Bah, hum Bugs
I have not done a thorough search, but Bah, Humduck appears to be the first Christmas Carol adaptation in Looney Tunes history. It took them almost 80 years to finally take the plunge. And after seeing how well it turned out, I honestly can’t blame them for taking that long to finally tell this story.
Maybe that’s a bit harsh; Bah, Humduck is not an outright catastrophe. It faces a steep difficulty curve — of the many tones that A Christmas Carol employs, slapstick is not one of them. Any adaptation by Looney Tunes was going to have to figure out how to make Charles Dickens’ novella fit into the the brand’s zany style of comic storytelling. But Bah, Humduck also commits some unforced errors and ends with a quirky, mostly unsatisfying production.
Rather than go for a straightforward adaptation of the material, or even a hybrid or framed version of the classic story, Bah, Humduck is a modernized retelling. Instead of Scrooge the penny-counting banker, we get Daffy the owner of a Walmart-esque super-store. His store is connected to a skyscraper that bears his image, evoking (intentionally or unintentionally) Donald Trump and Trump Tower.
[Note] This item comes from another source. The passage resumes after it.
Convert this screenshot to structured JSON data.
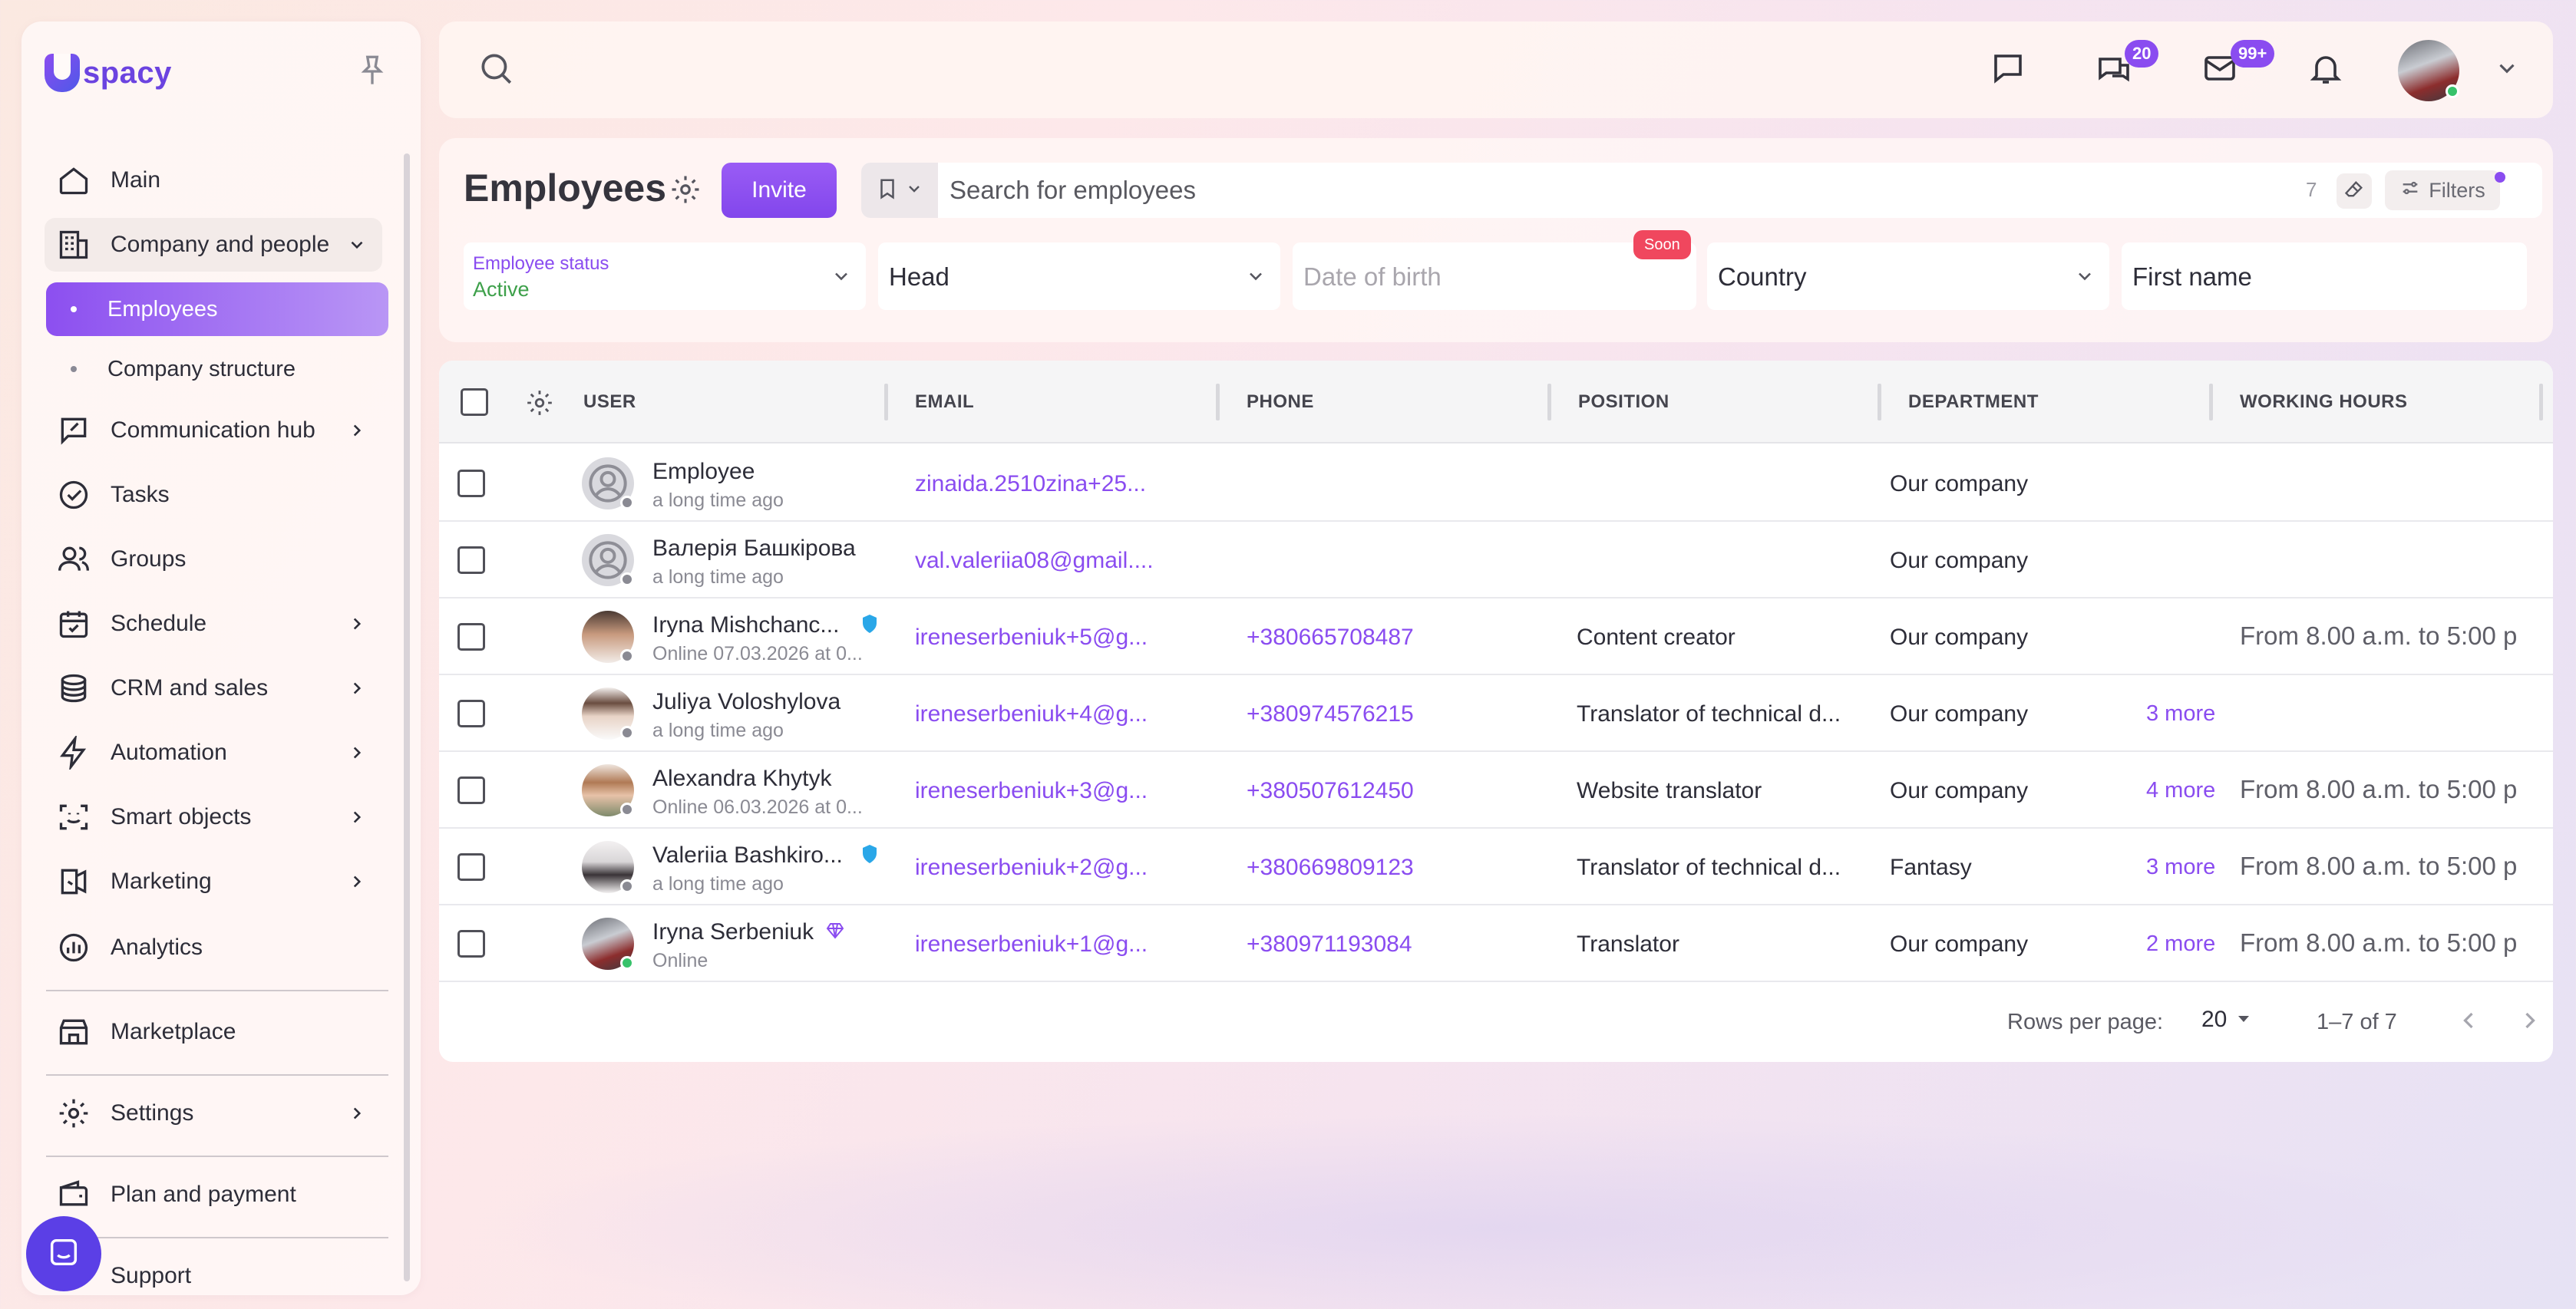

He is intent on forcing his wage slaves to work on Christmas morning and refusing them any sort of bonus or gift.
The film clocks in at about 45 minutes, and the film errs by devoting at least half of that length to setup. We spend a long time introducing our “old sinner” and the various characters who work at his store. A lot of the regulars are here: Speedy Gonzales and Pepe Le Pew and Porky Pig. Hanging around also is Bugs Bunny, here playing an omniscient narrator role like Gonzo in The Muppet Christmas Carol.
Eventually, indeed, ghosts start appearing, including Tweety as Christmas Past, Yosemite Sam as Christmas Present, and the Tasmanian Devil as Christmas Yet-to-Come. The whole cast gets moments to do their shtick. It is certainly a fun way to get little segments from characters we love, voiced with Mel Blanc imitations of varying quality.
The film never abandons its slapstick tone, even at the expense of telling a story. For example, every time we see Daffy in one of the ghost-visions making somebody’s life worse, rather than letting it sink into Daffy’s conscience in quiet shame as typically rendered in adaptations, the ghost smacks Daffy across the head, usually accompanied by some wacky sound effect or animated gag like Daffy’s bill falling off.
I enjoyed Bugs Bunny hanging around as an omniscient narrator and conscience. It’s very reminiscent of Gonzo as Charles Dickens in The Muppet Christmas Carol. And there are some fun gags throughout — e.g. the tombstones in Christmas Yet To Come read “I’M DEAD.”
The short also had a handful of fun storytelling moments. I think more adaptations should show Scrooge second-guessing his transformation once he adds up all the dollars he’s bound to lose with his change in life direction at the end of the story. In real life, penny-pinching habits would die hard. And setting the story at a soul-sucking mega-store with an almost expressionistic corporate HQ is inspired.
Frankly, the biggest argument in the film’s favor is that the world is better off with more varied adaptations of the seminal Dickens work. I’m a junkie and I need my December Carol hit. And this is what it says on the tin: The approximate narrative of A Christmas Carol, but fully immersed in Looney Tunes shenanigans.
But it never really gels, and it’s so hell-bent on its silliness that its minor feints towards drama and character development fall flat. Allowing me to buy into a miser’s changed ways is the key to A Christmas Carol, so if you can’t achieve that, you’re definitely not getting a passing grade, even if I had some fun.
- Review Project: A Christmas Carol